What is a Patent?
A patent is a legal document which allows you to stop other people from making using or selling your invention without paying you a royalty.
What Can I Patent?
While there are special types of patents offering limited protection, such as plant patents and design patents, when people speak of patents, they are typically referring to utility patents. Utility patent protection is available for machines, compositions of matter and methods tied to, or transforming, matter, as well improvements upon any of the foregoing. Patents can not protect ideas, obvious combinations of pre-existing devices, illegal or immoral matter, pure research, or anything that is simply a novelty or curiosity.
How Valuable Are Patents?
The value of a patent depends upon several factors: how valuable is the underlying invention, what similar products are already out there, how skillful was your patent attorney in drafting and prosecuting the patent and how well the inventor markets the invention. A patent is really like a safe deposit box for keeping valuables. Patent can not make inventions better and being awarded a patent, even a broad patent, does not even mean that an invention is valuable. There are thousands of patents on inventions that never enjoyed commercial success. The value of a patent depends upon whether the invention will sell. If the invention will sell like hotcakes at a profitable price, a patent would be very valuable. The fact that the patent prevents competitors from entering the market and driving down the price on a hot selling item, means monopoly profits and/or lucrative licensing agreements for the patent owner.
How Long Does a Patent Last?
Assuming all of the governmental maintenance fees are paid in a timely manner, patents expire 20 years from the date the application for patent was filed. Between the time the application is filed and the date the patent is issued, the patent applicant has no right to stop others from making using or selling the invention.
What Does a Patent Look Like?
Google Patent Search has millions of patents anyone can search and review. While most people gravitate to the detailed specification and drawings in a patent, the real heart of the patent is the claims. Each claim is a one-sentence description of the invention. A great claim is narrow enough to differentiate the invention over all pre-existing devices, but broad enough to cover obvious modifications competitors might try to circumvent the patent.
What Makes a Great Patent?
No two patent attorneys are going to draft the same patent covering a particular invention. The breadth of a patent is closely correlated with the skill and knowledge of the patent attorney drafting it. Obtaining a narrow patent is a relatively easy matter, which most laypeople could accomplish with a little instruction. Given the ease with which a competitor can design around a narrow patent, event the United States Patent and Trademark Office does not recommend tackling a patent without the aid of a patent attorney.
A skillful patent attorney is not the only component of a great patent. A great patent often requires more time and money than a bad patent. The novelty of the invention also plays a hand in the breadth of the patent. It is not difficult to gain broad patent protection on a truly pioneering invention. By the same token, it is hard to gain more than minimal patent protection on an incremental improvement over the way things were done before. All of these factors play into the value of a patent.

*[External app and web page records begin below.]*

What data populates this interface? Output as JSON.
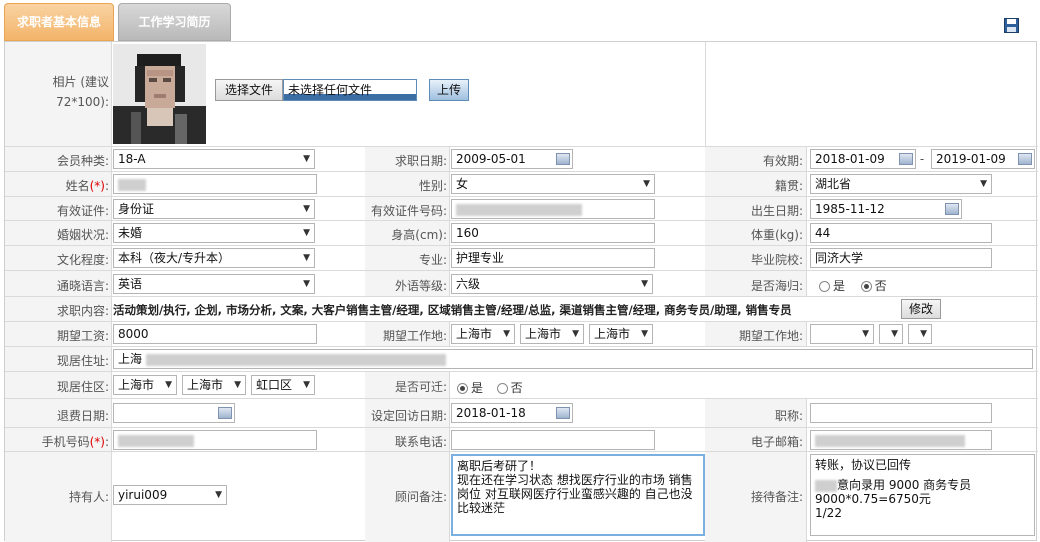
{
  "tabs": [
    {
      "label": "求职者基本信息"
    },
    {
      "label": "工作学习简历"
    }
  ],
  "photo": {
    "label": "相片 (建议72*100):",
    "choose_label": "选择文件",
    "no_file_label": "未选择任何文件",
    "upload_label": "上传"
  },
  "fields": {
    "member_type": {
      "label": "会员种类:",
      "value": "18-A"
    },
    "apply_date": {
      "label": "求职日期:",
      "value": "2009-05-01"
    },
    "valid_period": {
      "label": "有效期:",
      "from": "2018-01-09",
      "sep": "-",
      "to": "2019-01-09"
    },
    "name": {
      "label": "姓名",
      "req": "(*)",
      "colon": ":"
    },
    "gender": {
      "label": "性别:",
      "value": "女"
    },
    "native_place": {
      "label": "籍贯:",
      "value": "湖北省"
    },
    "id_type": {
      "label": "有效证件:",
      "value": "身份证"
    },
    "id_number": {
      "label": "有效证件号码:"
    },
    "birth_date": {
      "label": "出生日期:",
      "value": "1985-11-12"
    },
    "marital": {
      "label": "婚姻状况:",
      "value": "未婚"
    },
    "height": {
      "label": "身高(cm):",
      "value": "160"
    },
    "weight": {
      "label": "体重(kg):",
      "value": "44"
    },
    "education": {
      "label": "文化程度:",
      "value": "本科（夜大/专升本）"
    },
    "major": {
      "label": "专业:",
      "value": "护理专业"
    },
    "school": {
      "label": "毕业院校:",
      "value": "同济大学"
    },
    "language": {
      "label": "通晓语言:",
      "value": "英语"
    },
    "lang_level": {
      "label": "外语等级:",
      "value": "六级"
    },
    "returnee": {
      "label": "是否海归:",
      "yes": "是",
      "no": "否"
    },
    "job_content": {
      "label": "求职内容:",
      "value": "活动策划/执行, 企划, 市场分析, 文案, 大客户销售主管/经理, 区域销售主管/经理/总监, 渠道销售主管/经理, 商务专员/助理, 销售专员",
      "edit_label": "修改"
    },
    "salary": {
      "label": "期望工资:",
      "value": "8000"
    },
    "work_place": {
      "label": "期望工作地:",
      "v1": "上海市",
      "v2": "上海市",
      "v3": "上海市"
    },
    "work_place2": {
      "label": "期望工作地:"
    },
    "address": {
      "label": "现居住址:",
      "value": "上海"
    },
    "district": {
      "label": "现居住区:",
      "v1": "上海市",
      "v2": "上海市",
      "v3": "虹口区"
    },
    "relocate": {
      "label": "是否可迁:",
      "yes": "是",
      "no": "否"
    },
    "refund_date": {
      "label": "退费日期:"
    },
    "revisit_date": {
      "label": "设定回访日期:",
      "value": "2018-01-18"
    },
    "title": {
      "label": "职称:"
    },
    "mobile": {
      "label": "手机号码",
      "req": "(*)",
      "colon": ":"
    },
    "phone": {
      "label": "联系电话:"
    },
    "email": {
      "label": "电子邮箱:"
    },
    "holder": {
      "label": "持有人:",
      "value": "yirui009"
    },
    "consultant_note": {
      "label": "顾问备注:",
      "value": "离职后考研了！\n现在还在学习状态  想找医疗行业的市场 销售岗位 对互联网医疗行业蛮感兴趣的 自己也没比较迷茫"
    },
    "reception_note": {
      "label": "接待备注:",
      "line1": "转账，协议已回传",
      "line2": "意向录用  9000  商务专员",
      "line3": "9000*0.75=6750元",
      "line4": "1/22"
    }
  }
}
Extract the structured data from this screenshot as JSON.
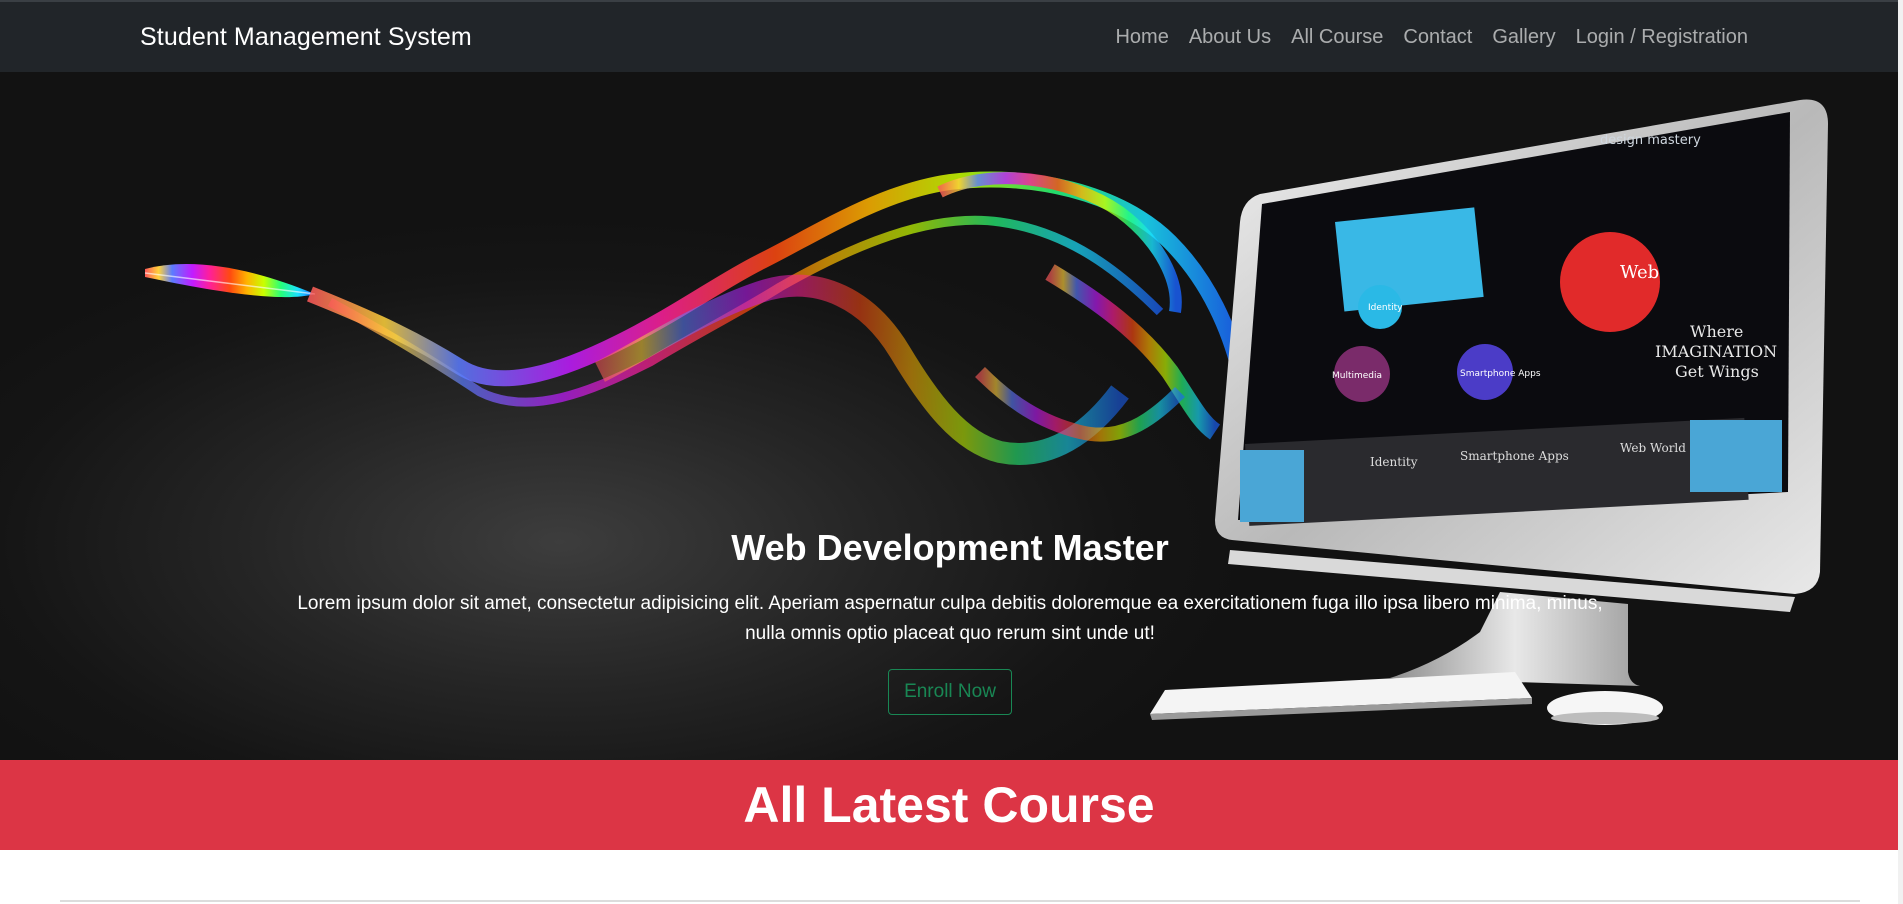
{
  "navbar": {
    "brand": "Student Management System",
    "links": [
      "Home",
      "About Us",
      "All Course",
      "Contact",
      "Gallery",
      "Login / Registration"
    ]
  },
  "hero": {
    "title": "Web Development Master",
    "text": "Lorem ipsum dolor sit amet, consectetur adipisicing elit. Aperiam aspernatur culpa debitis doloremque ea exercitationem fuga illo ipsa libero minima, minus, nulla omnis optio placeat quo rerum sint unde ut!",
    "button": "Enroll Now",
    "screen_text": {
      "brand": "design mastery",
      "tagline_1": "Where",
      "tagline_2": "IMAGINATION",
      "tagline_3": "Get Wings",
      "bubble_web": "Web",
      "bubble_multimedia": "Multimedia",
      "bubble_apps": "Smartphone Apps",
      "bubble_identity": "Identity",
      "panel_1": "Identity",
      "panel_2": "Smartphone Apps",
      "panel_3": "Web World"
    }
  },
  "section": {
    "title": "All Latest Course"
  },
  "colors": {
    "navbar_bg": "#212529",
    "banner_bg": "#dc3545",
    "button_outline": "#198754"
  }
}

The Infringing Patent
It surprises most people to learn a patent does not give you the right to DO anything, only the right to prevent others from doing something. The Patent Office does not care if your invention infringes an existing patent as long as your invention is an improvement over that other invention. Why would you want a patent on an invention which infringed someone else’s patent? Well, if an inventor were to invent a chair and receive a patent thereon, a subsequent inventor could file and obtain a patent on a rocking chair. Neither the first patent owner nor the second patent owner could make the rocking chair without infringing the other’s patent. However, the parties could negotiate a cross-license where both parties pay each other a royalty in exchange for being allowed to manufacture the improved device.
If someone infringes a patent, a court may order them to stop infringing (injunction) and/or order them to pay damages. If the judge or jury finds the infringement was intentional, the court may order the infringer to pay triple damages and attorney fees (which alone are often $1 Million or more).
Starting the Process
The Patent Office (USPTO) is a good place to start your quest for a patent. The USPTO website has a lot of information about patents and the application process. Although it is difficult to determine definitively from the Patent Office database or Google Patent Search whether your idea is patented, you may get lucky, or unlucky as the case may be, and stumble upon your idea in another patent. If your searches do not turn up anything similar, you may wish to enlist a patent attorney to do a more comprehensive search on your behalf. Even the best patent search however is not exhaustive. Many patents are not made public until after they have been on file for eighteen months.
If the patent search goes well, you may wish to have the patent attorney prepare and file a patent application on your behalf. Although the process is long and costly, if the invention is a winner, a patent can be the difference between whether you or someone else capitalizes on your idea.